|4||Create and change hard and symbolic links||104.6||Link|
|5||Manage file permissions and ownership||104.5|
|6||Customize or write simple scripts||105.2|
|7||Manage user and group accounts and related system files||107.1|
|8||Manage printers and printing||108.4|
|9||Find system files and place files in the correct location||104.7||Link|
|10||Control mounting and unmounting of filesystems||104.3|
|11||Determine and configure hardware settings||101.1|
|12||Perform basic file management||103.3|
|13||Create, monitor and kill processes||103.5||Link|
|14||Maintain the integrity of filesystems||104.2|
|15||Localisation and internationalisation||107.3|
|16||Maintain system time||108.1|
|17||Change runlevels / boot targets and shutdown or reboot system||101.3|
|18||Manage shared libraries||102.3|
|19||Use Debian package management||102.4|
|20||Use RPM and YUM package management||102.5|
|21||Modify process execution priorities||103.6||Link|
|23||Automate system administration tasks by scheduling jobs||107.2|
|24||Process text streams using filters||103.2|
|25||Search text files using regular expressions||103.7|
|26||Customize and use the shell environment||105.1|
|28||Mail Transfer Agent (MTA) basics||108.3|
|29||Linux as a virtualization guest||102.6|
|30||Securing data with encryption||110.3|
|32||Install and configure X11||106.1|
|33||Design hard disk layout||102.1|
|34||Create partitions and filesystems||104.1|
|35||Install a boot manager||102.2|
|36||Boot the system||101.2|
|37||Fundamentals of internet protocols||109.1|
|38||Persistent network configuration||109.2|
|39||Configure client side DNS||109.4|
|40||Basic network troubleshooting||109.3|
|41||Setup host security||110.2|
|42||Perform security administration tasks||110.1|
I found that one of the greatest ways to learn many linux commands safely while still having fun was editing text.
Yes I realize how geeky that sounds but it’s true.
Practicing commands to perform tasks such as splitting large files and manipulating text is incredibly useful as well as great training.
If you would like more information about text manipulation then I have a post on that subject too.

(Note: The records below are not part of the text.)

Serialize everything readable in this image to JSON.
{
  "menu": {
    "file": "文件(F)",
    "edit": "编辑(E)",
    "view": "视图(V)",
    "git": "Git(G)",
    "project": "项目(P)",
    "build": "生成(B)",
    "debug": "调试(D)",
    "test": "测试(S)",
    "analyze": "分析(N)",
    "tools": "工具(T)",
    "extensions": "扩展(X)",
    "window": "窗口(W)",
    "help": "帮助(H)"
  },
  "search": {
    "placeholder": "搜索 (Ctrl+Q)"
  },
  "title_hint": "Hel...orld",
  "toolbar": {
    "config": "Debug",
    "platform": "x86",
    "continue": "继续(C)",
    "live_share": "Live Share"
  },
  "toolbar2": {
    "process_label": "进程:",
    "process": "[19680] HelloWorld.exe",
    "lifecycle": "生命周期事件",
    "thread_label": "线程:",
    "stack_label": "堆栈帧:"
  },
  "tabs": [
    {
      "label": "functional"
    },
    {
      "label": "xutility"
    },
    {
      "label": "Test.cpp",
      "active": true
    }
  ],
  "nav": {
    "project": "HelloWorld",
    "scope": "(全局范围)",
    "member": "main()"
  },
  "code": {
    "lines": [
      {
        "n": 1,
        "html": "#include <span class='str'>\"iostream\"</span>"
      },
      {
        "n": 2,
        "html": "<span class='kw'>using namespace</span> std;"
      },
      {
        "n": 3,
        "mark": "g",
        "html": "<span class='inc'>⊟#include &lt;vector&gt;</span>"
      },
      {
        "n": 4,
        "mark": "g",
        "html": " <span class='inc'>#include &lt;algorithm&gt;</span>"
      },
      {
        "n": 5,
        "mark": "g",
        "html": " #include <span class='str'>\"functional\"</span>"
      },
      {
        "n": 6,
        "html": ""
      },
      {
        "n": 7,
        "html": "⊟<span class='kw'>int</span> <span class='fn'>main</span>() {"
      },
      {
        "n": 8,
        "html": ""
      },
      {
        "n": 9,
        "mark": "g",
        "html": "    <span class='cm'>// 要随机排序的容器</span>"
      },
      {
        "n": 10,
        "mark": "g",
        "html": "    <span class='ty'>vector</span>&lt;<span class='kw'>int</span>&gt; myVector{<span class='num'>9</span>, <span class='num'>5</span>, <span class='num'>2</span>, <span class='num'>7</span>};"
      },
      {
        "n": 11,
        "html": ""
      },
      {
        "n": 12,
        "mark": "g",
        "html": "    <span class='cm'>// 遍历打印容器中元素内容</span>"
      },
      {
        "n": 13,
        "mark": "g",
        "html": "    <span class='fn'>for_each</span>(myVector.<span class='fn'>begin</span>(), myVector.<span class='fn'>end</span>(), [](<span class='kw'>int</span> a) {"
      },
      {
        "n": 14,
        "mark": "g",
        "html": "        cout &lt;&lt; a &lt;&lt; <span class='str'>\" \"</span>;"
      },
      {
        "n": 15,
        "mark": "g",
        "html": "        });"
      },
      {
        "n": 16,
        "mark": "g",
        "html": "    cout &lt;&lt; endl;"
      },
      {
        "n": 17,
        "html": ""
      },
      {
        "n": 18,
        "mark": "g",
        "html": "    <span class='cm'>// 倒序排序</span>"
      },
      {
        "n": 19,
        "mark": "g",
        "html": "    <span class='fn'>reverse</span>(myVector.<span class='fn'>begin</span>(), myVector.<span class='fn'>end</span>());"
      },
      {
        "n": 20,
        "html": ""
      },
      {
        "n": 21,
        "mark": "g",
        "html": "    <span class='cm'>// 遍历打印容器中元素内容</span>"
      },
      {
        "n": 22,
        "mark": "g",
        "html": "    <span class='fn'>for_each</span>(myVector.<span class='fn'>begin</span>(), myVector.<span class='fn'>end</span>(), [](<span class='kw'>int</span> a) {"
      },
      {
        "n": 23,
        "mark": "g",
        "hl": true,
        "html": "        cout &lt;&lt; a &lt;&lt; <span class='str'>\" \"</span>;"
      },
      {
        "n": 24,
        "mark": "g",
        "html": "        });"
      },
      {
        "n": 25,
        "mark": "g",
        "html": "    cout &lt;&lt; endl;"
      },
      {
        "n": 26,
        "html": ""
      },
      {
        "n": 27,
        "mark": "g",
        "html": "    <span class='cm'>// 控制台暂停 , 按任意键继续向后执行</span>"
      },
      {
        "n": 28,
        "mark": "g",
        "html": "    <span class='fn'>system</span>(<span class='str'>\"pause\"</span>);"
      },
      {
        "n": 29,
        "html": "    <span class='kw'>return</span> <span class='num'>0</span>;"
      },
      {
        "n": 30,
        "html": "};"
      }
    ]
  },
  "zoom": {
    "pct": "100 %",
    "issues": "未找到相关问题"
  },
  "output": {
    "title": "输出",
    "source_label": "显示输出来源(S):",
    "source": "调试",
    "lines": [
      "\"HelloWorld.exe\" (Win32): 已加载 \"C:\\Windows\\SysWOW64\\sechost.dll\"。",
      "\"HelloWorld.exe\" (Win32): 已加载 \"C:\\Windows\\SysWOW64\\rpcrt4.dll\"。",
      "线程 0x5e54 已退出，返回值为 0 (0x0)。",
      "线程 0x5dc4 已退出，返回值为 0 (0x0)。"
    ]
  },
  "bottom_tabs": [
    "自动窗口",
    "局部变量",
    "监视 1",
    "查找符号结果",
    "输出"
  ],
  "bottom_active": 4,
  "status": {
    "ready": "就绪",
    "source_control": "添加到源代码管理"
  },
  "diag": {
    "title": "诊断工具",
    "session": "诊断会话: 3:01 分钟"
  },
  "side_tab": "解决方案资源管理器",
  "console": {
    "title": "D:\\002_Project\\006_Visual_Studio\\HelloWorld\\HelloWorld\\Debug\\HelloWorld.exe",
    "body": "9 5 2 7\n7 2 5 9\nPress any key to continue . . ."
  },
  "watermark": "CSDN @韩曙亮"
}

So this is my guide on how to learn linux as a Microsoft Windows user and I hope you found it helpful and informative.
Studying the LPIC-1 certification will not happen over night and it may even take many years to master it.
That being said though, it’s all laid out here for you. Just put in the hard work and the rewards are sure to follow.
And don’t forget: if you’re not having fun then you’re doing it wrong.
Good Luck with your new-found ninja linux skillz 😉